» What you should do: Filter the entries below, keeping only lines with the word "MOTOR".

Study material Start Marker

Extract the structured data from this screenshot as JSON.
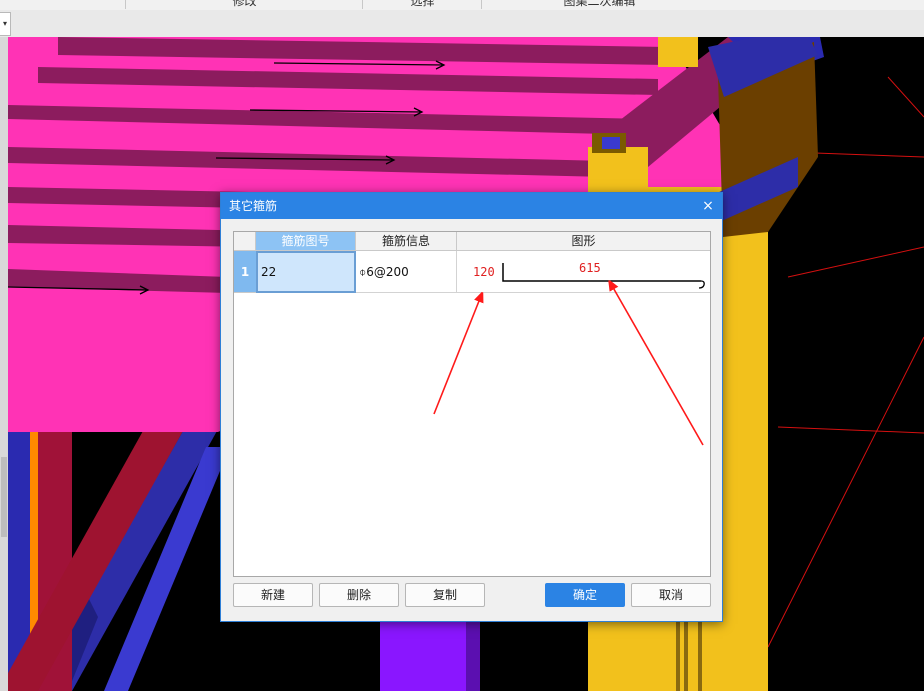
{
  "toolbar": {
    "items": [
      "修改",
      "选择",
      "图集二次编辑"
    ]
  },
  "dialog": {
    "title": "其它箍筋",
    "close_glyph": "×",
    "columns": [
      "箍筋图号",
      "箍筋信息",
      "图形"
    ],
    "rows": [
      {
        "index": "1",
        "figure_no": "22",
        "info": "⌽6@200",
        "shape_left": "120",
        "shape_top": "615"
      }
    ],
    "buttons": {
      "new": "新建",
      "delete": "删除",
      "copy": "复制",
      "ok": "确定",
      "cancel": "取消"
    }
  },
  "colors": {
    "accent": "#2b83e4",
    "annotation": "#ff1a1a",
    "beam_pink": "#ff33b5",
    "beam_maroon": "#8c1c5e",
    "column_yellow": "#f2c11c",
    "blue": "#2d2da8",
    "purple": "#8a16ff"
  }
}
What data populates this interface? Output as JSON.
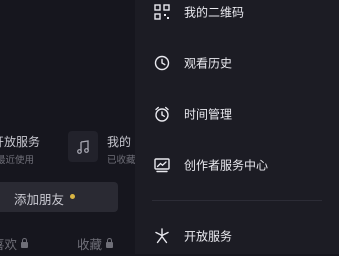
{
  "background": {
    "service_title": "开放服务",
    "service_subtitle": "最近使用",
    "music_icon": "music-note-icon",
    "mine_title": "我的",
    "mine_subtitle": "已收藏",
    "add_friend_label": "添加朋友",
    "tabs": [
      "喜欢",
      "收藏"
    ]
  },
  "drawer": {
    "items": [
      {
        "label": "我的二维码",
        "icon": "qr-code-icon"
      },
      {
        "label": "观看历史",
        "icon": "clock-icon"
      },
      {
        "label": "时间管理",
        "icon": "alarm-clock-icon"
      },
      {
        "label": "创作者服务中心",
        "icon": "chart-monitor-icon"
      },
      {
        "label": "开放服务",
        "icon": "asterisk-icon"
      }
    ]
  },
  "colors": {
    "drawer_bg": "#1c1c24",
    "page_bg": "#16161e",
    "accent_dot": "#d9b543"
  }
}
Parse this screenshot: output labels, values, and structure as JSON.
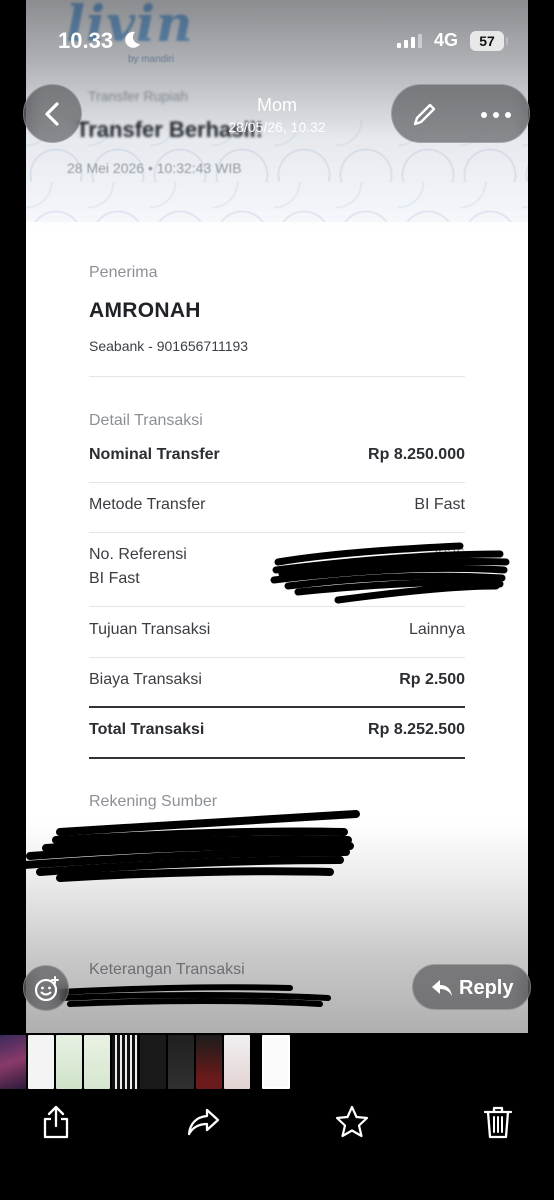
{
  "status_bar": {
    "time": "10.33",
    "network": "4G",
    "battery": "57"
  },
  "header": {
    "contact_name": "Mom",
    "timestamp": "28/05/26, 10.32"
  },
  "receipt": {
    "logo_text": "livin",
    "logo_subtext": "by mandiri",
    "small_heading": "Transfer Rupiah",
    "title": "Transfer Berhasil!",
    "date": "28 Mei 2026 • 10:32:43 WIB",
    "recipient_label": "Penerima",
    "recipient_name": "AMRONAH",
    "recipient_account": "Seabank - 901656711193",
    "detail_label": "Detail Transaksi",
    "rows": [
      {
        "label": "Nominal Transfer",
        "value": "Rp 8.250.000"
      },
      {
        "label": "Metode Transfer",
        "value": "BI Fast"
      },
      {
        "label": "No. Referensi",
        "label2": "BI Fast",
        "value": "2026"
      },
      {
        "label": "Tujuan Transaksi",
        "value": "Lainnya"
      },
      {
        "label": "Biaya Transaksi",
        "value": "Rp 2.500"
      },
      {
        "label": "Total Transaksi",
        "value": "Rp 8.252.500"
      }
    ],
    "source_label": "Rekening Sumber",
    "note_label": "Keterangan Transaksi"
  },
  "actions": {
    "reply_label": "Reply"
  },
  "icons": {
    "back": "chevron-left-icon",
    "edit": "pencil-icon",
    "more": "ellipsis-icon",
    "react": "emoji-add-icon",
    "reply": "reply-arrow-icon",
    "share": "share-icon",
    "forward": "forward-icon",
    "star": "star-icon",
    "delete": "trash-icon"
  }
}
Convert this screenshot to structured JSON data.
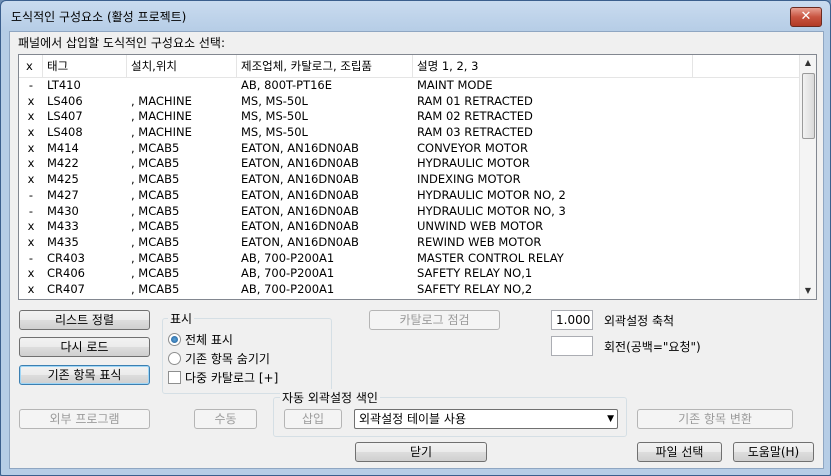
{
  "window": {
    "title": "도식적인 구성요소 (활성 프로젝트)",
    "close_glyph": "✕"
  },
  "prompt": "패널에서 삽입할 도식적인 구성요소 선택:",
  "list": {
    "columns": [
      "x",
      "태그",
      "설치,위치",
      "제조업체, 카탈로그, 조립품",
      "설명 1, 2, 3"
    ],
    "rows": [
      [
        "-",
        "LT410",
        "",
        "AB, 800T-PT16E",
        "MAINT MODE"
      ],
      [
        "x",
        "LS406",
        ", MACHINE",
        "MS, MS-50L",
        "RAM 01 RETRACTED"
      ],
      [
        "x",
        "LS407",
        ", MACHINE",
        "MS, MS-50L",
        "RAM 02 RETRACTED"
      ],
      [
        "x",
        "LS408",
        ", MACHINE",
        "MS, MS-50L",
        "RAM 03 RETRACTED"
      ],
      [
        "x",
        "M414",
        ", MCAB5",
        "EATON, AN16DN0AB",
        "CONVEYOR MOTOR"
      ],
      [
        "x",
        "M422",
        ", MCAB5",
        "EATON, AN16DN0AB",
        "HYDRAULIC MOTOR"
      ],
      [
        "x",
        "M425",
        ", MCAB5",
        "EATON, AN16DN0AB",
        "INDEXING MOTOR"
      ],
      [
        "-",
        "M427",
        ", MCAB5",
        "EATON, AN16DN0AB",
        "HYDRAULIC MOTOR NO, 2"
      ],
      [
        "-",
        "M430",
        ", MCAB5",
        "EATON, AN16DN0AB",
        "HYDRAULIC MOTOR NO, 3"
      ],
      [
        "x",
        "M433",
        ", MCAB5",
        "EATON, AN16DN0AB",
        "UNWIND WEB MOTOR"
      ],
      [
        "x",
        "M435",
        ", MCAB5",
        "EATON, AN16DN0AB",
        "REWIND WEB MOTOR"
      ],
      [
        "-",
        "CR403",
        ", MCAB5",
        "AB, 700-P200A1",
        "MASTER CONTROL RELAY"
      ],
      [
        "x",
        "CR406",
        ", MCAB5",
        "AB, 700-P200A1",
        "SAFETY RELAY NO,1"
      ],
      [
        "x",
        "CR407",
        ", MCAB5",
        "AB, 700-P200A1",
        "SAFETY RELAY NO,2"
      ]
    ]
  },
  "buttons": {
    "sort_list": "리스트 정렬",
    "reload": "다시 로드",
    "mark_existing": "기존 항목 표식",
    "catalog_check": "카탈로그 점검",
    "external_program": "외부 프로그램",
    "manual": "수동",
    "insert": "삽입",
    "convert_existing": "기존 항목 변환",
    "close": "닫기",
    "select_file": "파일 선택",
    "help": "도움말(H)"
  },
  "display_group": {
    "label": "표시",
    "show_all": "전체 표시",
    "hide_existing": "기존 항목 숨기기",
    "multi_catalog": "다중 카탈로그 [+]",
    "selected": "show_all"
  },
  "scale": {
    "value": "1.000",
    "label": "외곽설정 축척"
  },
  "rotation": {
    "value": "",
    "label": "회전(공백=\"요청\")"
  },
  "auto_footprint": {
    "label": "자동 외곽설정 색인",
    "combo_value": "외곽설정 테이블 사용"
  }
}
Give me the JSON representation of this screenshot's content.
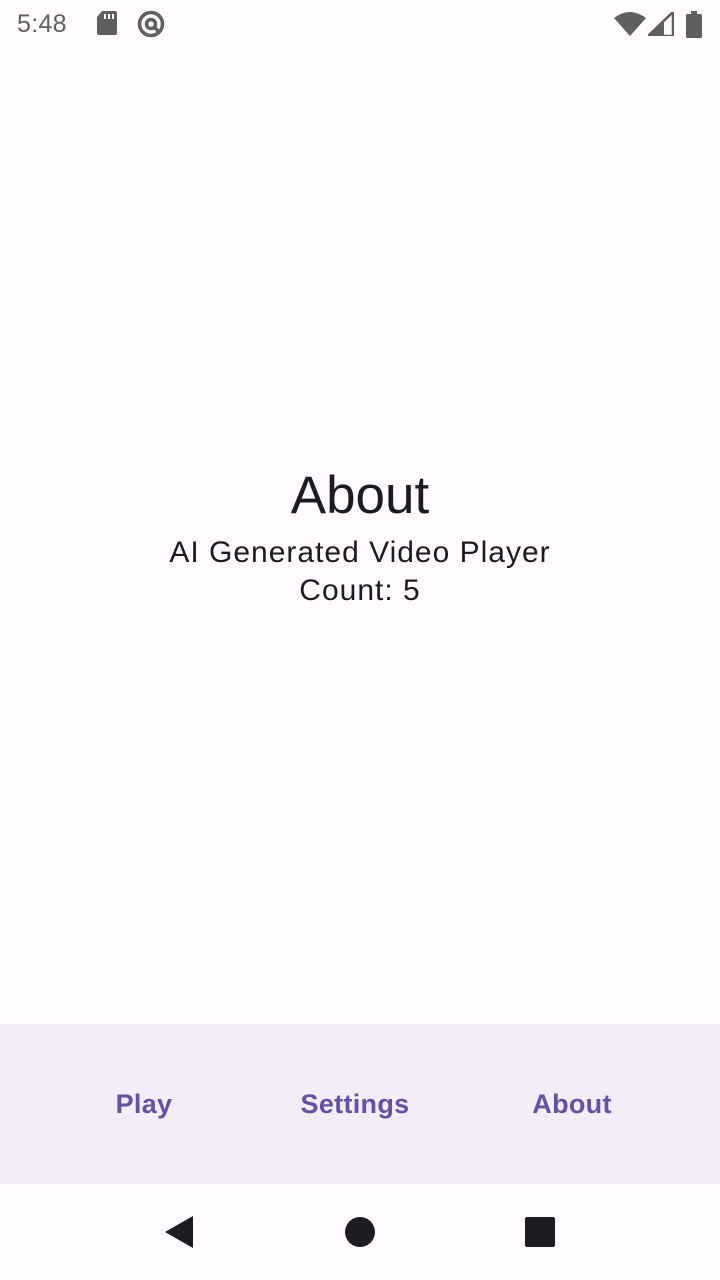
{
  "status_bar": {
    "time": "5:48",
    "left_icons": [
      "sd-card-icon",
      "at-sign-icon"
    ],
    "right_icons": [
      "wifi-icon",
      "cell-signal-icon",
      "battery-icon"
    ]
  },
  "main": {
    "title": "About",
    "subtitle": "AI Generated Video Player",
    "count": "Count: 5"
  },
  "bottom_nav": {
    "items": [
      {
        "label": "Play"
      },
      {
        "label": "Settings"
      },
      {
        "label": "About"
      }
    ],
    "accent_color": "#6750a4",
    "background_color": "#f2edf7"
  },
  "system_nav": {
    "buttons": [
      "back-icon",
      "home-icon",
      "recents-icon"
    ]
  }
}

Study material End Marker

» Output of the exercise:
        "CONVEYOR MOTOR"
        "HYDRAULIC MOTOR"
        "INDEXING MOTOR"
        "HYDRAULIC MOTOR NO, 2"
        "HYDRAULIC MOTOR NO, 3"
        "UNWIND WEB MOTOR"
        "REWIND WEB MOTOR"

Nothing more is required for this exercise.